On another note, we can also look at the effect of birth rates on savings and investment. Taking into account a reduction in birth rates, we can distinguish two effects. On one hand, it results in lower population growth, consequently contributing towards a lower GDP growth and thus a decrease in demand for investment – pressure for a lower interest rate. On the other hand, it contributes towards a higher number of the elderly/middle aged relative to the young; with the elderly usually being associated with lower savings rate but higher accumulation of capital, this will make it so two contrasting forces will clash, with the lower savings rate contributing towards a higher interest rate but a higher volume of accumulated savings/capital having the opposite effect. As for the fact that the middle aged are also to occupy a much more preponderant role in the population composition, as the savers of the economy, they will contribute to a higher demand for financial securities, hence pushing interest rates downwards.

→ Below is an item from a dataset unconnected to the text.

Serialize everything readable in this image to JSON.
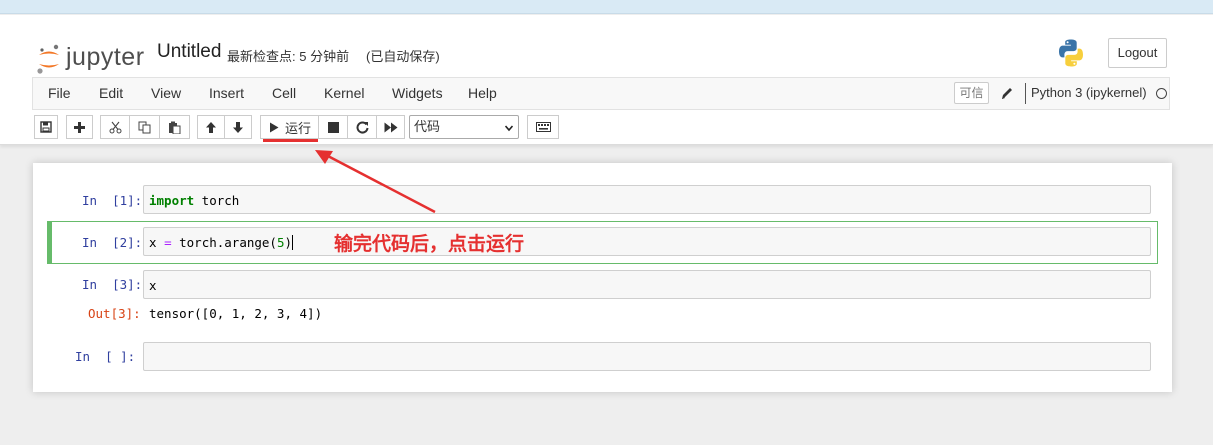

With so many forces at play, the overall impact of demographics on the investment/savings market is rather unclear, even though all seems to point out that the current downward pressure on interest rates that has been felt in the past decades/years in developed (and ageing…) economies is likely here to stay, probably being itself already a manifestation of the impact of demographic trends on this facet of the economy.
Can productivity save the weak demographics in developed countries?
Increases in productivity can lessen the impact of such population shifts, and technological advances are the ideal source of productivity boosts. This, however, is a double-edged sword. On one hand, technological progress increases productivity, but at the same time, it can eliminate jobs, increasing unemployment.
Since the 2008 financial crisis, year-on-year productivity growth has slowed. Still, even though the rate of productivity growth has slowed, the absolute output per worker is now the highest it has ever been in real economic terms. This highlights the offset of productivity on demographics as there are fewer and fewer people in the workforce but a higher productivity per worker.
Demographics do not determine the fate of economic growth, but they are certainly a key determinant for an economy’s growth potential. An ageing population coupled with a declining birth rate in the developed world points to a decline in future economic growth.
Sources: Office of the Director of National Intelligence – Global Trends, Harvard Business Review, Caixa Bank Research, Warwick, Fraser Institute.